What is being asked:
The answer should consist of each line from the data below that includes "sidebar".

[Records from a data collection]
---
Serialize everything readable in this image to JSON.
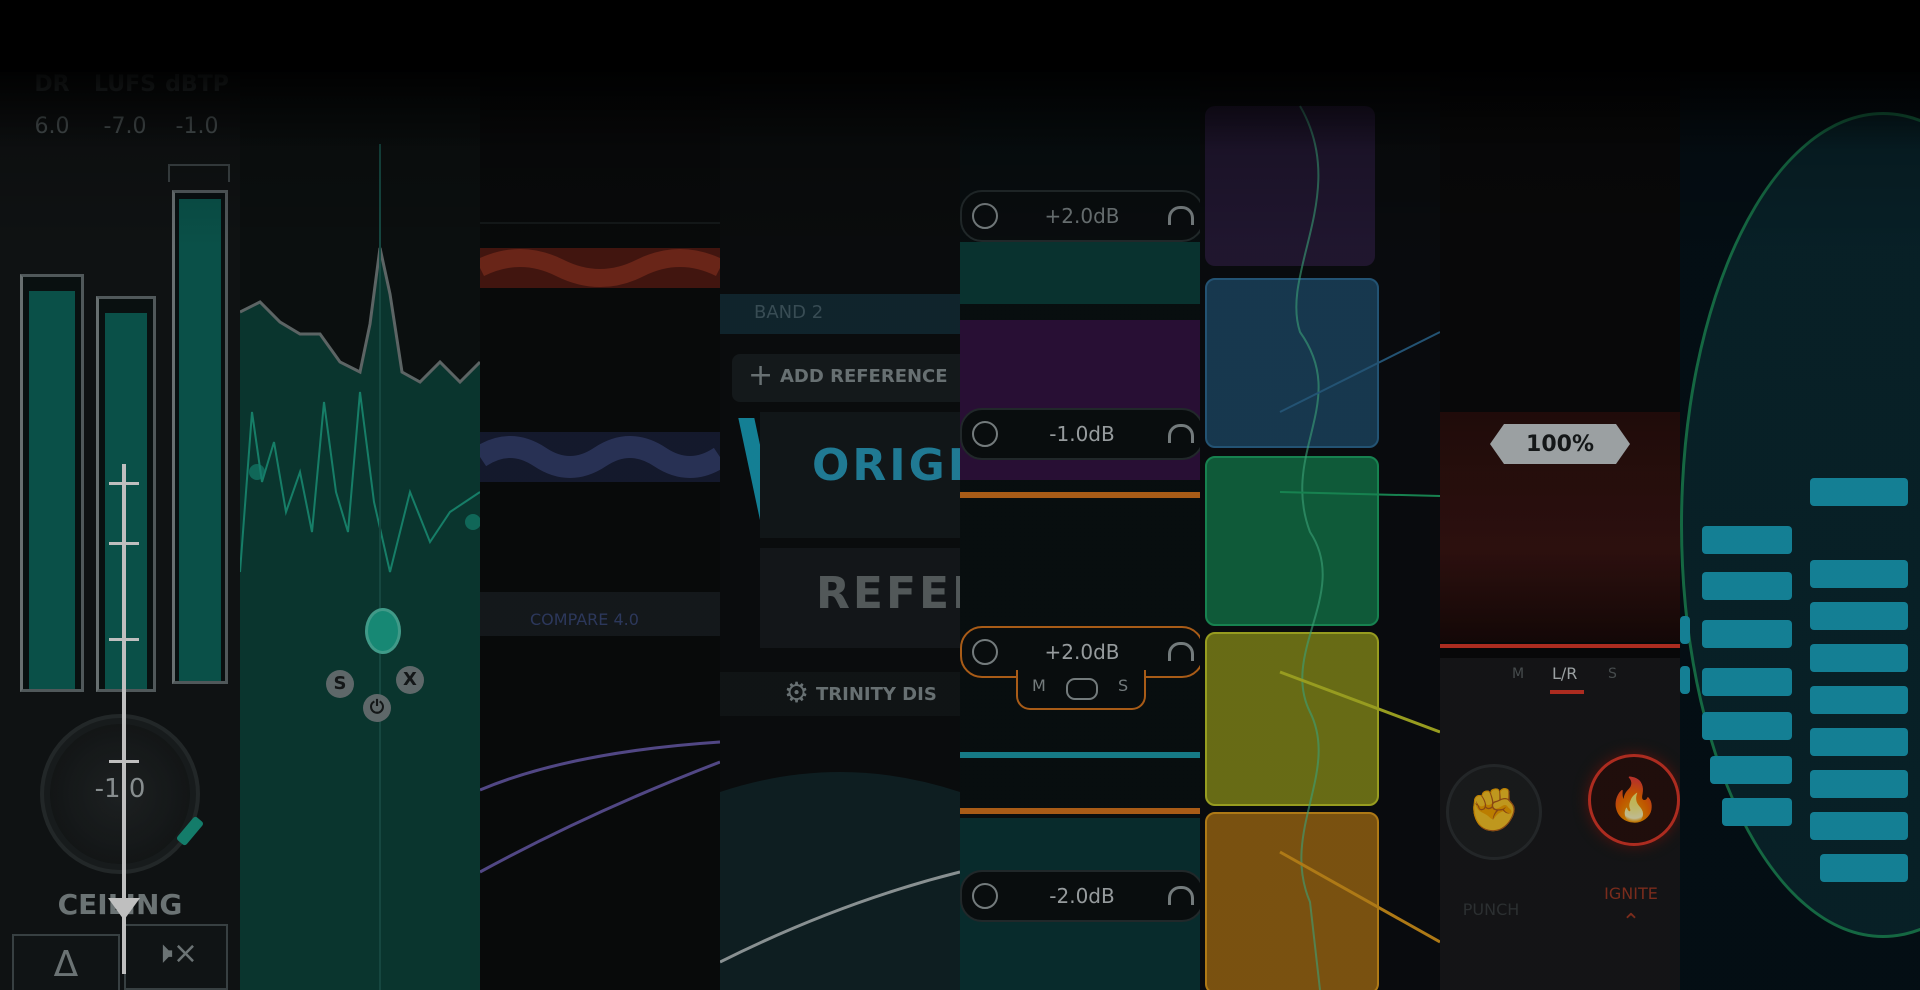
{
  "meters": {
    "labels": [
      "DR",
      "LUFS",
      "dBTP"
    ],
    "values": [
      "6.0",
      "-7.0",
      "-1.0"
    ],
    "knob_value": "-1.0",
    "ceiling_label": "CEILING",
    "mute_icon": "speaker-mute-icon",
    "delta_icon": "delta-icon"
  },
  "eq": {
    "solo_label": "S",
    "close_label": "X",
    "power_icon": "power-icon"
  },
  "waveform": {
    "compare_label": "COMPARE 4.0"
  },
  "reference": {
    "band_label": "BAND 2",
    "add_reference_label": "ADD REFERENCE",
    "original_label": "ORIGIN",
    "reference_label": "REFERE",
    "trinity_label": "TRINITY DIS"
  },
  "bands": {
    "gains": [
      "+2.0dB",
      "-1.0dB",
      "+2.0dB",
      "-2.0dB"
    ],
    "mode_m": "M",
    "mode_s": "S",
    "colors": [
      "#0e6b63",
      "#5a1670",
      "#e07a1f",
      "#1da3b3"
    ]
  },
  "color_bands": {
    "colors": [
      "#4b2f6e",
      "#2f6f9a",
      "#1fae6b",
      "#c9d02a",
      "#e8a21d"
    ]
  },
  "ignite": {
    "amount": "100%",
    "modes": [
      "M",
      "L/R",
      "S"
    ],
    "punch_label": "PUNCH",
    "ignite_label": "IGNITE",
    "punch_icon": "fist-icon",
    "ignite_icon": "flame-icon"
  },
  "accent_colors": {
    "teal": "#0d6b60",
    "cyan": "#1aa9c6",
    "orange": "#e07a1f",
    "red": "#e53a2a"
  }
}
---
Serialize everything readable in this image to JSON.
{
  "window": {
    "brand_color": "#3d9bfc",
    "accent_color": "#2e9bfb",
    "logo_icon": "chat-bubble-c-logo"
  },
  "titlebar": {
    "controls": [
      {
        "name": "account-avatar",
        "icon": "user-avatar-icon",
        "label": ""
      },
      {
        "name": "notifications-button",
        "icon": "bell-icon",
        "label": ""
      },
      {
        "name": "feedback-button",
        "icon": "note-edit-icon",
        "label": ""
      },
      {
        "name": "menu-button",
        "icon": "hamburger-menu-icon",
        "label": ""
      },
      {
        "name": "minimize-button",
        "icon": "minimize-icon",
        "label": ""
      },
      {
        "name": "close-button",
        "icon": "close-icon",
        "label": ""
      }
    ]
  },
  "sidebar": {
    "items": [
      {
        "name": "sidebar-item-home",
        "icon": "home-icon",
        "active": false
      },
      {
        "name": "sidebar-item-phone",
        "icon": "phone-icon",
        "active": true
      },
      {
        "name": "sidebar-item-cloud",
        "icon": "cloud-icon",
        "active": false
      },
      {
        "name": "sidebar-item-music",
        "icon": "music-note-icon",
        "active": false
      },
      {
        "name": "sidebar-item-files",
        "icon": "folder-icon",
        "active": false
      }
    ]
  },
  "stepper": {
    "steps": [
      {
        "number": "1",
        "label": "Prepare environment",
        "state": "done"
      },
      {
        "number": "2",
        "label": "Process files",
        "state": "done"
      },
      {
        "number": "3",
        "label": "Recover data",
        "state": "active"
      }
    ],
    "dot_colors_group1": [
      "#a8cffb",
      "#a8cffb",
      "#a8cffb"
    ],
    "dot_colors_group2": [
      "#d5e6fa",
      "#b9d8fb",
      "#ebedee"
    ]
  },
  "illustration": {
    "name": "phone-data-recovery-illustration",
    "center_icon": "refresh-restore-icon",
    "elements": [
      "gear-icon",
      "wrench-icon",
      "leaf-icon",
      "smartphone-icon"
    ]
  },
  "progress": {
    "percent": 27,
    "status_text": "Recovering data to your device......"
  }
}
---
Response to the task:
  "sidebar": {
        "name": "sidebar-item-home",
        "name": "sidebar-item-phone",
        "name": "sidebar-item-cloud",
        "name": "sidebar-item-music",
        "name": "sidebar-item-files",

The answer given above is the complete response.